* [Problem statement]:
For every line in the records below that holds "letámadta", make a copy.
**** Records provided ****
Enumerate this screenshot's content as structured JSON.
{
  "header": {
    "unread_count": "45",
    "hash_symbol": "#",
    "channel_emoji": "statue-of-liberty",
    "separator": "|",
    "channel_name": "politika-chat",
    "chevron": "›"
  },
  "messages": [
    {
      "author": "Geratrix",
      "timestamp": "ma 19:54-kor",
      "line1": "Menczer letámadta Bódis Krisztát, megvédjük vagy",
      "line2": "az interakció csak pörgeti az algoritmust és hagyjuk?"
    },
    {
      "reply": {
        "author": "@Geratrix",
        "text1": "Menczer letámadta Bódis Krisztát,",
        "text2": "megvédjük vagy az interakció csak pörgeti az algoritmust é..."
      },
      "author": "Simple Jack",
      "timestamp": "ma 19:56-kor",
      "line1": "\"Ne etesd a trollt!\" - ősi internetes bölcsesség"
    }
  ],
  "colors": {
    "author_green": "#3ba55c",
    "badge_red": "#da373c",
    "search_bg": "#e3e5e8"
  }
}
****
* [Task response]:
      "line1": "Menczer letámadta Bódis Krisztát, megvédjük vagy",
        "text1": "Menczer letámadta Bódis Krisztát,",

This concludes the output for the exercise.